Task item –
When a line of the records below contains the string "JSON", copy that whole line.

Data records for software interfaces
== Segment start ==
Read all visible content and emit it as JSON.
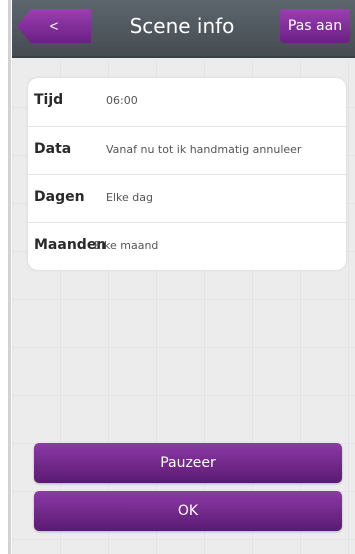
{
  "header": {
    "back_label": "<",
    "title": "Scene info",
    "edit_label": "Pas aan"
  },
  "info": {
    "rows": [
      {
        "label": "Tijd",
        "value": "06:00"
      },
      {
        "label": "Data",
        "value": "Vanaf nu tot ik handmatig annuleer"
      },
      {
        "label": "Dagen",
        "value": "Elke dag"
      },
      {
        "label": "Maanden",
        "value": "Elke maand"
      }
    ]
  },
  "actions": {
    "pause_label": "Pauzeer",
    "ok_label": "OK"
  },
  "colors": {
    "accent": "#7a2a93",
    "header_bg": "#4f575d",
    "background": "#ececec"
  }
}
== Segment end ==
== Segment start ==
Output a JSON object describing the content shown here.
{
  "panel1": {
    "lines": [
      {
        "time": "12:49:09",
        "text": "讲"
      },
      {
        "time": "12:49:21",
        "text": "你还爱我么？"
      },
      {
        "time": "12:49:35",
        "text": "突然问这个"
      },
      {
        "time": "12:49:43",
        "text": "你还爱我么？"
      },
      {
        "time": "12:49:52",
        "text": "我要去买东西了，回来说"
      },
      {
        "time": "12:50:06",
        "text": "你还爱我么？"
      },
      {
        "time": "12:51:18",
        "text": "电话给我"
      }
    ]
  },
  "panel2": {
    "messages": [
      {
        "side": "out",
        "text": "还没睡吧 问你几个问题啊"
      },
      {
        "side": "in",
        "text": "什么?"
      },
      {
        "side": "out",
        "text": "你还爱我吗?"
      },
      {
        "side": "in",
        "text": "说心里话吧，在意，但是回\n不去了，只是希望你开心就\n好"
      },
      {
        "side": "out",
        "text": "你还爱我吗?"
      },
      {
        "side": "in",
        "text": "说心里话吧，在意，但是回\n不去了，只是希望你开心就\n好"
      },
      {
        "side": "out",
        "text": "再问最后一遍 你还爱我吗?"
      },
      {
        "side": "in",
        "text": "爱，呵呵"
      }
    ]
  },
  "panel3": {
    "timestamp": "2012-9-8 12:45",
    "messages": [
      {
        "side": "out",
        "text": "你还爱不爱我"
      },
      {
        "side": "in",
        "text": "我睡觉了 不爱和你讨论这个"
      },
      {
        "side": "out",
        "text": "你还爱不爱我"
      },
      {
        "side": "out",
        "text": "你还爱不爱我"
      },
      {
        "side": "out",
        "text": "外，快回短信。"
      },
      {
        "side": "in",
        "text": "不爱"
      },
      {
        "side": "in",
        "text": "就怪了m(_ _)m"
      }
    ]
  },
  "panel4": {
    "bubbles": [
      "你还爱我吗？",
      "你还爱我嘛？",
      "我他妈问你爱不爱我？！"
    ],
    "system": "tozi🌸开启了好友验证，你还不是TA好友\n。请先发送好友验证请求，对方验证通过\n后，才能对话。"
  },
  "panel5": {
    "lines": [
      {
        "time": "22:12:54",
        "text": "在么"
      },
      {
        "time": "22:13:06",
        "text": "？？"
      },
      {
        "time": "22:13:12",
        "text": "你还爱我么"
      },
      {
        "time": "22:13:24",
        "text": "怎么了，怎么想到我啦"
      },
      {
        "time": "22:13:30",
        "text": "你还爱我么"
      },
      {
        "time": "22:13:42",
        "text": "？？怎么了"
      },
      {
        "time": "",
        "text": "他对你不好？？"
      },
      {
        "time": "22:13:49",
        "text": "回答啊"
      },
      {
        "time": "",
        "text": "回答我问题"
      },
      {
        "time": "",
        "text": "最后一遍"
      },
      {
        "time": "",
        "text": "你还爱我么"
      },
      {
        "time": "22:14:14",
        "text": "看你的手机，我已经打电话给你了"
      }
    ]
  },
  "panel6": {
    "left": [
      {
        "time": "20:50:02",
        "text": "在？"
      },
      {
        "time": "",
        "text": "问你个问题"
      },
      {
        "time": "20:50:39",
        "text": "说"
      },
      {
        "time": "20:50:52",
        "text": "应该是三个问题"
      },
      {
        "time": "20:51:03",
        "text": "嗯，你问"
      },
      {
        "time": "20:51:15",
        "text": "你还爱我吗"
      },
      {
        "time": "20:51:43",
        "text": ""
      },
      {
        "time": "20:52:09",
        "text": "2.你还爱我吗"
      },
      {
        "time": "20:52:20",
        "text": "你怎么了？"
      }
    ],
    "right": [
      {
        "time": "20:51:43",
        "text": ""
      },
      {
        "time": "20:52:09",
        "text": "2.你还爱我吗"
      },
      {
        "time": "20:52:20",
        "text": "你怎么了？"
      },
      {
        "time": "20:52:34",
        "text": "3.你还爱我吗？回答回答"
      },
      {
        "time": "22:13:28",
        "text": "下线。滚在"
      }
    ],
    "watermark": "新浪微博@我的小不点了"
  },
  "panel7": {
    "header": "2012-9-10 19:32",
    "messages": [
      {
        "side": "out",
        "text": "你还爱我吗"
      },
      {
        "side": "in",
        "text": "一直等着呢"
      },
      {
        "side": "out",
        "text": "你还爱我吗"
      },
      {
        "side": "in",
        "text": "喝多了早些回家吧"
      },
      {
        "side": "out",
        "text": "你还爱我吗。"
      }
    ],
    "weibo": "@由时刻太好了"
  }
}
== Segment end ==
Output below –
Read all visible content and emit it as JSON.
Output a JSON object describing the content shown here.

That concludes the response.